  • Have a BMI of 30 or higher
  • Have dark skin
  • Smoke
  • Don't eat or drink vitamin D-fortified foods and drinks

Most people don't need to be screened for vitamin D deficiency, but your doctor may have you take a blood test for it if you have a medical condition or risk factors for vitamin D deficiency or if you have symptoms. The most accurate and most commonly used way to measure how much vitamin D is in your body is the 25-hydroxyvitamin D or 25(OH)D blood test.

In the U.S., the recommended dietary allowance (RDA) of vitamin D is as follows:

  • For infants and babies: 400 international units (IU) a day
  • For children and teens aged 1-18 years: 600 IU a day
  • For adults aged 19-70 years: 600 IU a day
  • For adults aged 70 or older: 800 IU a day

If you have low vitamin D levels, your doctor will likely recommend you take a supplement.

Vitamin D supplements

Vitamin D comes in two forms: ergocalciferol (D2) and cholecalciferol (D3). You need a prescription for D2, but you can buy D3 over the counter. Vitamin D3 seems to be easier for your body to absorb. 

The amount of vitamin D you need to treat your deficiency depends on how deficient you are and your risk factors.
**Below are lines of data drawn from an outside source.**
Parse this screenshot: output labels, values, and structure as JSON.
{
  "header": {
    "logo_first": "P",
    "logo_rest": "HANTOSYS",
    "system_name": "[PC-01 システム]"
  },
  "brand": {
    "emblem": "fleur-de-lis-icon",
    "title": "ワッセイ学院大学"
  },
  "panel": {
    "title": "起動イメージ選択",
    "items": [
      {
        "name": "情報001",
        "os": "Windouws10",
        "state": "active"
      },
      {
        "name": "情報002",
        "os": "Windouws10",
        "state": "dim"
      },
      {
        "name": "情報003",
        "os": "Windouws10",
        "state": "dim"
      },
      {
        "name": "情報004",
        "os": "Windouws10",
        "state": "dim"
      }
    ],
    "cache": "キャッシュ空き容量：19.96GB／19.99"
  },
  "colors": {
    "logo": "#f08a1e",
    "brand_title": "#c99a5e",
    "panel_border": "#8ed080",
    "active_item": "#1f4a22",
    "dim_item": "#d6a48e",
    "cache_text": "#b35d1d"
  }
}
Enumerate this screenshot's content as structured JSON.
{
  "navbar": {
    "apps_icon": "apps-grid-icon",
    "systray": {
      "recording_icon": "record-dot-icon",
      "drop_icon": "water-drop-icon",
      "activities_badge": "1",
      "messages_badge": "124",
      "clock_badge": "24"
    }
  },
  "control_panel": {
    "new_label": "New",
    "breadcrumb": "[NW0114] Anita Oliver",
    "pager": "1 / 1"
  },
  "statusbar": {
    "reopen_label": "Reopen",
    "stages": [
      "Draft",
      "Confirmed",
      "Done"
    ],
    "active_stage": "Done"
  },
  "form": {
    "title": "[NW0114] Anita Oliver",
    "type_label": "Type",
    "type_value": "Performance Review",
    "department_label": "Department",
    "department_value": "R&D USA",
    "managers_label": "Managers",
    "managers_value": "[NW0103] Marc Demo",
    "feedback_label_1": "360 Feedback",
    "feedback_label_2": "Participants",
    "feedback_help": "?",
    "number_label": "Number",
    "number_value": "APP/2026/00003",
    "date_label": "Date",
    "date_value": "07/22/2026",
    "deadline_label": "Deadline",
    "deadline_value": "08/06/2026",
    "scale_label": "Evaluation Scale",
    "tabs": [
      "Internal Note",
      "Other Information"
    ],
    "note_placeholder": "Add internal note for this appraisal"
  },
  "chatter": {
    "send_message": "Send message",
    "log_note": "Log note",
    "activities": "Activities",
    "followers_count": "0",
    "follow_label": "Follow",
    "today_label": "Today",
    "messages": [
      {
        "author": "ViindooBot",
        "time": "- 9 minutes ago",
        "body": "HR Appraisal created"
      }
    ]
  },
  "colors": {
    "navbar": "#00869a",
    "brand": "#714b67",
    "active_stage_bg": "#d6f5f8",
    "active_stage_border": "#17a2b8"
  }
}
Your doctor may start you on a higher dose of 6,000 IU of D3 a day. Once your level goes above 30 nanograms per milliliter, you will usually take a 1,000-2,000 IU supplement per day.

If you are at high risk for vitamin D deficiency because of taking certain medications or having dark skin, obesity, or a condition that keeps you from absorbing nutrients, your doctor may start you on 10,000 IU of D3 a day until your blood level goes above 30 nanograms per milliliter. After that, they may ask you to take 3,000-6,000 IU of vitamin D3 a day.

Children with a vitamin D deficiency will usually get 2,000 IU a day for about 6 weeks until their vitamin D levels in the blood go above 30 nanograms per milliliter. After that, they will take 1,000 IU D3 per day. Nursing infants and children who eat less than 1 liter of vitamin D-fortified milk a day may need to take 400 IU per day of D3.

How long does it take to recover from vitamin D deficiency?

How long it takes you to recover depends on how severe your deficiency is. However, it generally takes about 6-8 weeks of supplementation for your vitamin D levels to go back into the normal range. Even after your Vitamin D levels get normal, your doctor may still have you take supplements for a while to make sure your levels don't fall below normal again.

The way to prevent vitamin D deficiency is to get enough vitamin D in your diet and safe sun exposure.

Diet. Eat foods that have vitamin D. Foods with the most vitamin D (listed from most to least) include:

  • Fatty fish, such as halibut, carp, mackerel, tuna, salmon, sardines, and rainbow trout
  • Cod liver oil
  • Mushrooms
  • Dairy products, especially fortified ones
  • Whole eggs and egg yolks
  • Beef liver
  • Fortified orange juice
  • Fortified cereals

Sun exposure. Stay outside without sunscreen for 5-30 minutes a day. This amount of time will help you make vitamin D without increasing your risk for sunburn and skin cancer.

Supplements. If you don't get enough vitamin D from diet and sun exposure, you may need a supplement. Adults younger than 65 should take 600-800 IU of vitamin D3 each day. Those aged 65 and older need 800-1,000 IU daily.

Vitamin D helps your body use calcium and keeps your bones strong. Having too little of this vitamin increases your risk for weak bones and other health problems. Your doctor can check your vitamin D level with a blood test. If your levels are low, your doctor might suggest you take a daily supplement.

How can I increase my vitamin D levels quickly?

The best way to increase your vitamin D levels is to get some sun on your face, hands, arms, and legs every day for about 5-20 minutes. Also, eat a balanced diet including foods with vitamin D. You can also take supplements, including a multivitamin, which usually includes vitamin D. However, it generally takes at least a week for your vitamin D levels to go up.

What are the warning signs of vitamin D deficiency?

Most people won't notice symptoms of vitamin D deficiency, but if you have any symptoms, go see your doctor. Symptoms may include:

  • Fatigue
  • Bone and joint pain (especially in your back)
  • Bone loss
  • Muscle weakness, aches, or cramps
  • Mood changes, such as depression